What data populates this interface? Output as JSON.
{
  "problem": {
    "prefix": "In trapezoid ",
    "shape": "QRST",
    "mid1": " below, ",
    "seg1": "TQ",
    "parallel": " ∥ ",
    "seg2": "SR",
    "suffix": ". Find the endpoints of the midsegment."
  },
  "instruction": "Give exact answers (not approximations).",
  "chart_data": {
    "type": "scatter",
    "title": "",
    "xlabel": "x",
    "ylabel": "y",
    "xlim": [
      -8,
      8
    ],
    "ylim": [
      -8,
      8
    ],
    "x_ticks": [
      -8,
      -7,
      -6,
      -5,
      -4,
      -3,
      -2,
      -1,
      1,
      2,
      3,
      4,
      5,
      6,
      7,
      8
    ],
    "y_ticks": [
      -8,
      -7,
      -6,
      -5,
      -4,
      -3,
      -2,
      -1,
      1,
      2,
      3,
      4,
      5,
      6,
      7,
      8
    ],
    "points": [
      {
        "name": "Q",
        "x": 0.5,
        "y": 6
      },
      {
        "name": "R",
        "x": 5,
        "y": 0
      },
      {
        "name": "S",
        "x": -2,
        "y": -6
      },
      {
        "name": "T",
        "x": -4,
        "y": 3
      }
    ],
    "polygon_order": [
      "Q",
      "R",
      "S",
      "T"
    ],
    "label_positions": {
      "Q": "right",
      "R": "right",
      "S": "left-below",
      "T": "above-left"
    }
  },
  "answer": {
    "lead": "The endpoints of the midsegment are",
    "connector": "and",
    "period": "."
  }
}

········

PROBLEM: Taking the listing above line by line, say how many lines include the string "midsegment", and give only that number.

WRITTEN ANSWER: 2